The institute —which drew 235 attendees last year — also has a component for young leaders under 40. And this year it will offer a special panel on faith and the feminine genius as articulated by St. John Paul II.

napa-2“It’s going to be fun and interesting to see what comes out of it,” said Yore, who will moderate the panel. “My sense of the Napa Institute is that initiatives come out of it, things start happening, and people start working together on projects that they’re exposed to or create as a result of the institute.”

In addition to the summer conference in Napa, the institute holds an annual pilgrimage and other off-site events. This year’s events also include a conference on free markets and Catholic social teaching, and a symposium on Christians in the Middle East.

Kevin Hand, a member of Legatus’ Hollywood Chapter, has attended all three Napa conferences and plans to be at this year’s July 24-27 event. The institute, he said, has helped him grow spiritually by giving him a better understanding of the Church’s teachings. He cited in particular his participation in the institute’s 2013 pilgrimage to the Shrine of Our Lady of Guadalupe in Mexico City.

“It was such a gift from God,” he said, adding that it helped him better understand the perspective of migrating people from all over the world. “It’s fascinating how the Church has assisted in taking care of them.”

Yore said she finds the institute to be a perfect blend of the intellectual, spiritual and social. In addition to having a wide range of choices for Mass and prayer, Yore said she most enjoys the exchanges with speakers and other participants in the smaller breakout sessions. The way the institute is set up, she said, attendees have an opportunity to meet almost everyone who is there.

“That’s unusual because I’ve been involved in lots of conferences where you don’t have that sense of meeting the whole group of people and really discussing in depth the issues presented at the conference,” she explained. “It’s very stimulating on a lot of different levels and I always feel like I’m coming home refreshed, with a new set of friends as well as Catholic compatriots.”

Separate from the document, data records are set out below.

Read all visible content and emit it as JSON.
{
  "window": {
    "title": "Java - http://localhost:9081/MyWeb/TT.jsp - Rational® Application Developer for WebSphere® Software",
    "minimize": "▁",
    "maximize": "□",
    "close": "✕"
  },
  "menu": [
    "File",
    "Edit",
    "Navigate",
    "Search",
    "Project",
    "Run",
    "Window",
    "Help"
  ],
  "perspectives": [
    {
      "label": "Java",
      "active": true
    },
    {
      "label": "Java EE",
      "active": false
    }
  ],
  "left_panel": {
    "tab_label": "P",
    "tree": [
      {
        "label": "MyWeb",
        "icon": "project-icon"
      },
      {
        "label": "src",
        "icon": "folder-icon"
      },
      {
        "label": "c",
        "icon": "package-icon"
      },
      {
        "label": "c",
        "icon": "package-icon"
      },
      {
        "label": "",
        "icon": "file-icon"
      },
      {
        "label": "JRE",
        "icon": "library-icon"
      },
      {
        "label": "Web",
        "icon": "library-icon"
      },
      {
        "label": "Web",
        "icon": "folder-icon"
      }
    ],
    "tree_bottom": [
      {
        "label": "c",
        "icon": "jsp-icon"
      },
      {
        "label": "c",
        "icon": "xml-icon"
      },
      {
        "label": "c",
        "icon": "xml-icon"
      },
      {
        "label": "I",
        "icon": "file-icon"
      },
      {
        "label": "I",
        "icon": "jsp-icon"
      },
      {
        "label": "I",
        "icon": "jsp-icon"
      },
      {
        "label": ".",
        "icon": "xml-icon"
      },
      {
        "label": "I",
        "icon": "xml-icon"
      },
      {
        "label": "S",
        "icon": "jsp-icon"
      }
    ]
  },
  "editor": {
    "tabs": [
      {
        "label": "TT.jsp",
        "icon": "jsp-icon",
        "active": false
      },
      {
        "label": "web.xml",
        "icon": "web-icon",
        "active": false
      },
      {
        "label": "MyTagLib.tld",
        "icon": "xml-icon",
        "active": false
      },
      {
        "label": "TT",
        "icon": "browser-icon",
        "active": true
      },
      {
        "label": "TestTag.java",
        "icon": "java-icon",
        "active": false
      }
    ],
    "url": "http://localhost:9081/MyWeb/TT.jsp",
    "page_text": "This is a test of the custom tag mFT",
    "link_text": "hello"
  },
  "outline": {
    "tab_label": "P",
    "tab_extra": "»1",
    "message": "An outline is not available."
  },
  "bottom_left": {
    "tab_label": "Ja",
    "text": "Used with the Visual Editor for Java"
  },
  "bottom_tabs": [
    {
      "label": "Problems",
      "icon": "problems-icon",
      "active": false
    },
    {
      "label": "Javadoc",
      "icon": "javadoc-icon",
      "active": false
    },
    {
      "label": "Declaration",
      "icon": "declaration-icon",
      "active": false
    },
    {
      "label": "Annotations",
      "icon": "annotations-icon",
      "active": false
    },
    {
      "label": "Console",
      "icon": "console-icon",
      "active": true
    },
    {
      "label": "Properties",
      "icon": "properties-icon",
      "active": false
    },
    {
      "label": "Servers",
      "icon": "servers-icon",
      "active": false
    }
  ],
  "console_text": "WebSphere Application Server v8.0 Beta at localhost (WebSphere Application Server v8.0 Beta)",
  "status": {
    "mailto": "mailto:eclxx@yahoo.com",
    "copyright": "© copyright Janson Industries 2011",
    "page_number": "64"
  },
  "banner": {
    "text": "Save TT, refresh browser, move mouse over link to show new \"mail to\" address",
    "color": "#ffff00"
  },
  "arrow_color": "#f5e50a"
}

Brumley said he believes the institute is influencing people who might not be reached through other avenues.

“They may be involved in the academic world or the creative cultural world like filmmaking, screenwriting or poetry and have a kind of leadership role in their universe, but they don’t find places to connect and to have this kind of high-level intellectual, spiritual, cultural engagement in the context of the Church.”

JUDY ROBERTS is Legatus magazine’s staff writer.

Learn more:

www.napa-institute.org